START Record set

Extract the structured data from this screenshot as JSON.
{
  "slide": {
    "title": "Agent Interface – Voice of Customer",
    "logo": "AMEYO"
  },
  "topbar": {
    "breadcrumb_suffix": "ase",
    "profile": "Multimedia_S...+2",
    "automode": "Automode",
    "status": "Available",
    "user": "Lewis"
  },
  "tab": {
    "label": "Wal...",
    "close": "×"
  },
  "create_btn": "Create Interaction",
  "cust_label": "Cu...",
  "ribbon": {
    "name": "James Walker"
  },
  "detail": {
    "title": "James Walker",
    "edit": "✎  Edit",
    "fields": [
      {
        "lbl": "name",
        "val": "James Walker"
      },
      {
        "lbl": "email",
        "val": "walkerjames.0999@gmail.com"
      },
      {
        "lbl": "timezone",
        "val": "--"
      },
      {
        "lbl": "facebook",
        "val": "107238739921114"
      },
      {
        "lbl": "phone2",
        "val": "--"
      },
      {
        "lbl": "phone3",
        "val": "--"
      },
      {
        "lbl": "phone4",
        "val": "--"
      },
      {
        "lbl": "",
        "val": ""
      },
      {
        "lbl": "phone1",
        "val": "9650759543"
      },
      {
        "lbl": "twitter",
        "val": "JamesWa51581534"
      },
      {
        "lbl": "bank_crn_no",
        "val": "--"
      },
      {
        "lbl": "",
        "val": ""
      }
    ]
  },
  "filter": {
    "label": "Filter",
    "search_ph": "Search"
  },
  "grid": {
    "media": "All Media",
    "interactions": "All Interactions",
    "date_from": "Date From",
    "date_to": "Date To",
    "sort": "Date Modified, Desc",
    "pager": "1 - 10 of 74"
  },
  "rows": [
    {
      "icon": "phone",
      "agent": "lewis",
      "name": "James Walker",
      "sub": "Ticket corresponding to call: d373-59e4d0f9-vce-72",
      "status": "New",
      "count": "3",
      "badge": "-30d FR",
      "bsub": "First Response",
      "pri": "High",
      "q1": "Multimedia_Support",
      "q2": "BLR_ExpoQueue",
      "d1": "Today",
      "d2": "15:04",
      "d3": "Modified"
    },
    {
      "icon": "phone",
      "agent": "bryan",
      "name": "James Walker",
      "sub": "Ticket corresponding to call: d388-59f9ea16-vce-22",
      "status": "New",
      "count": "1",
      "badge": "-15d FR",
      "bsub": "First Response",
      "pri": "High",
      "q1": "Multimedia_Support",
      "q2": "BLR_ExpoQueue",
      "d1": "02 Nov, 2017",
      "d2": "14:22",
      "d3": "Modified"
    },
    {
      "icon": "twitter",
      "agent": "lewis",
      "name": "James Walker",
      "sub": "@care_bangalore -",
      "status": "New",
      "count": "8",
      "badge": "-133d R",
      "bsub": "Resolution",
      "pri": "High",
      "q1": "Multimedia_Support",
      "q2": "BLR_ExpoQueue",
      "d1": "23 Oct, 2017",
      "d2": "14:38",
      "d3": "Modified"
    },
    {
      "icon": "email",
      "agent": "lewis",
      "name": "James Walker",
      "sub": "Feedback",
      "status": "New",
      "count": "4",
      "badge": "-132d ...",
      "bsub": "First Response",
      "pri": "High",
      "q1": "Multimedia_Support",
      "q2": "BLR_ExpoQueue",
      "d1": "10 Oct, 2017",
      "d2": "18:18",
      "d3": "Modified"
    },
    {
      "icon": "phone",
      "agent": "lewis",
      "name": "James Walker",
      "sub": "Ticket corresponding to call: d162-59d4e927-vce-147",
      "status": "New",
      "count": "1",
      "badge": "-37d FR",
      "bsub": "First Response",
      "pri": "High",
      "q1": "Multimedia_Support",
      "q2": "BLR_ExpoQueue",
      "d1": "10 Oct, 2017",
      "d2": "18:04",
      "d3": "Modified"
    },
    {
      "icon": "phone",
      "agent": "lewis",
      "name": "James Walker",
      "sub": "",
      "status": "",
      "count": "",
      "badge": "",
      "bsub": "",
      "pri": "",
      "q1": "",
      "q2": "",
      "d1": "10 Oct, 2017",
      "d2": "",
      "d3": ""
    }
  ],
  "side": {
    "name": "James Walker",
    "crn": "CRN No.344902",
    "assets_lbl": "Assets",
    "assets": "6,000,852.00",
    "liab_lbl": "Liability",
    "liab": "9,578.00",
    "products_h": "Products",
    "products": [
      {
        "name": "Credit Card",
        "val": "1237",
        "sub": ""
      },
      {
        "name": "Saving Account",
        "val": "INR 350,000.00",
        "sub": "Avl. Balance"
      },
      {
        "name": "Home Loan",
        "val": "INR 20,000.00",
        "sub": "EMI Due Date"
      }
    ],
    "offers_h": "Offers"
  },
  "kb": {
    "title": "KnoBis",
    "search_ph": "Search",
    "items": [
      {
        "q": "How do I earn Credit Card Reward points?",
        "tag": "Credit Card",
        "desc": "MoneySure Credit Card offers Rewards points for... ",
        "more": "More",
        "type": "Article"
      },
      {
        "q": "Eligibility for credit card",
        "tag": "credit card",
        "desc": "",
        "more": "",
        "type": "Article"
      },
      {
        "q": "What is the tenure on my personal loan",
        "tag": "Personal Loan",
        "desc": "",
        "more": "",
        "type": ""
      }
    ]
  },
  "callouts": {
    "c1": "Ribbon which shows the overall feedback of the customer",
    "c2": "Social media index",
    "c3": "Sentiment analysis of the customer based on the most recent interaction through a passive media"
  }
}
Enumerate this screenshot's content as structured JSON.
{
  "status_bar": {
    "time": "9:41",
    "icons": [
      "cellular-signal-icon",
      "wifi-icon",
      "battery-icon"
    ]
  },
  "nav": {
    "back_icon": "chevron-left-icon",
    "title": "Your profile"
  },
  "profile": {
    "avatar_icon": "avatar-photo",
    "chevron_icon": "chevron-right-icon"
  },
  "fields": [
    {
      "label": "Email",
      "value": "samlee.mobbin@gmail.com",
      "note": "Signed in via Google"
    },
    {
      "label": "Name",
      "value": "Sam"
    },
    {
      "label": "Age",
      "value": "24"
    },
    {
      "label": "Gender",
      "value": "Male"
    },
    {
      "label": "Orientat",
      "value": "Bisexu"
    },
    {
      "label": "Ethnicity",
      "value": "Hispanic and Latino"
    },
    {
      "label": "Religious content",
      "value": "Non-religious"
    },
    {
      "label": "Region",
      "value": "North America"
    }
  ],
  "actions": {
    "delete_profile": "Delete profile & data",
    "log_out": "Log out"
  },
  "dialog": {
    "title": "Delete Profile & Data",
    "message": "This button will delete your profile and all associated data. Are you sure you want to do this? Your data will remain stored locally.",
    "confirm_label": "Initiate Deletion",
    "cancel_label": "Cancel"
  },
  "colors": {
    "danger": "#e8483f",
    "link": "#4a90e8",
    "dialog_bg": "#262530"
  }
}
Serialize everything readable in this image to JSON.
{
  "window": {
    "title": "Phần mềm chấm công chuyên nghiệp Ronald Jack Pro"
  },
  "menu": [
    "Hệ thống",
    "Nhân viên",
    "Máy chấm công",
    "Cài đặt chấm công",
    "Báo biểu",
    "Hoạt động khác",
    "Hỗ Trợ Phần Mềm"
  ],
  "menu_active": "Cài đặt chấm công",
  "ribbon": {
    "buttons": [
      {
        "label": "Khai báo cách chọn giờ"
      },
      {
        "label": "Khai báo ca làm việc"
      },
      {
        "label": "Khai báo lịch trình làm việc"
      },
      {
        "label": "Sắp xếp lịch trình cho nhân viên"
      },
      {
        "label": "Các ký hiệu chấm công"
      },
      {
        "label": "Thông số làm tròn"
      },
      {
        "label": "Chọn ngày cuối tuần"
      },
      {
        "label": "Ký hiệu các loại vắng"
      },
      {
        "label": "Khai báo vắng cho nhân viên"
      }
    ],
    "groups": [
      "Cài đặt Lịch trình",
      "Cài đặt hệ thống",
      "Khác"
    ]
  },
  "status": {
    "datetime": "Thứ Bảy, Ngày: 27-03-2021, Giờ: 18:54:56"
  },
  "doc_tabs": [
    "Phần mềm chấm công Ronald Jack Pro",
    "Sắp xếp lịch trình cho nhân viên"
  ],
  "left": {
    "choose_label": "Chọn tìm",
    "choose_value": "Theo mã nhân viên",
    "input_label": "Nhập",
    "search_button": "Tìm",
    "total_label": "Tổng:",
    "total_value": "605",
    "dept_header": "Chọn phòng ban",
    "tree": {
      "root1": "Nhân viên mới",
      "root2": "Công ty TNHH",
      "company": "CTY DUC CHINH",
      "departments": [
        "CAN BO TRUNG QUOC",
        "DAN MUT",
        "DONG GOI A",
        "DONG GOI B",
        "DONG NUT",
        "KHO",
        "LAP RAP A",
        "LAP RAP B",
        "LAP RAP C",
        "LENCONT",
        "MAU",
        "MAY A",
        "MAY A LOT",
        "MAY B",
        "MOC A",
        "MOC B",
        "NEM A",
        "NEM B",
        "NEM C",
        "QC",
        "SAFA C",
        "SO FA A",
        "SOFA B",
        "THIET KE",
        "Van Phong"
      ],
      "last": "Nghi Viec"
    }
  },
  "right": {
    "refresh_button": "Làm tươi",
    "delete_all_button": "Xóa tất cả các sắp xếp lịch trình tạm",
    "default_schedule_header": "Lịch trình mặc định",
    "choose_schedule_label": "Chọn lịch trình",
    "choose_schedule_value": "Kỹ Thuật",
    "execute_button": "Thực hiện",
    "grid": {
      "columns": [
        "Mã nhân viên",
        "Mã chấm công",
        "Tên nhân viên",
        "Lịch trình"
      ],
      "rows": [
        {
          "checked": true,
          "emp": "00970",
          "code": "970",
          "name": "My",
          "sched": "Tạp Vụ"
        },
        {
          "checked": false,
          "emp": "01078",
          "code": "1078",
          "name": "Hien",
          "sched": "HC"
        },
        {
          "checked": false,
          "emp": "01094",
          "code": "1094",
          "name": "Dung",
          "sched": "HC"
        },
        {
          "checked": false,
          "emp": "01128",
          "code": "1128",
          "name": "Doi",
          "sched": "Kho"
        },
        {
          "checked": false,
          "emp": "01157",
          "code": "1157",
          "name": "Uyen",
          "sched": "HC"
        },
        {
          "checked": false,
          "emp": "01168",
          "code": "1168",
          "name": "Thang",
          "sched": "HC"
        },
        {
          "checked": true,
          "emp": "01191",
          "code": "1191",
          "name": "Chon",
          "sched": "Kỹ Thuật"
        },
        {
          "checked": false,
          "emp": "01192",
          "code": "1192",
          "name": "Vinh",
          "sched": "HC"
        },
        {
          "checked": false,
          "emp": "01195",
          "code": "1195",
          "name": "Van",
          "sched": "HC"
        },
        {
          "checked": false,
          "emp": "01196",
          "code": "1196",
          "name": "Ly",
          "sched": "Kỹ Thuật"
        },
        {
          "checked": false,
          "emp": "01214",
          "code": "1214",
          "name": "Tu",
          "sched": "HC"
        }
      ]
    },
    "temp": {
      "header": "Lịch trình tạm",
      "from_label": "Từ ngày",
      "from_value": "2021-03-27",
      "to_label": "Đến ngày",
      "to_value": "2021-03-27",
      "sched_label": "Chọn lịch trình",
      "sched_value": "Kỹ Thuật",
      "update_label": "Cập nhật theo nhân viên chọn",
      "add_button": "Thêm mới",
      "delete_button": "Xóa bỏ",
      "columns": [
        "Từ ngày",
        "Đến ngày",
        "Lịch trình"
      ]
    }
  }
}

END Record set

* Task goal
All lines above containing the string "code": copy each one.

* Answer to the exercise
          "code": "970",
          "code": "1078",
          "code": "1094",
          "code": "1128",
          "code": "1157",
          "code": "1168",
          "code": "1191",
          "code": "1192",
          "code": "1195",
          "code": "1196",
          "code": "1214",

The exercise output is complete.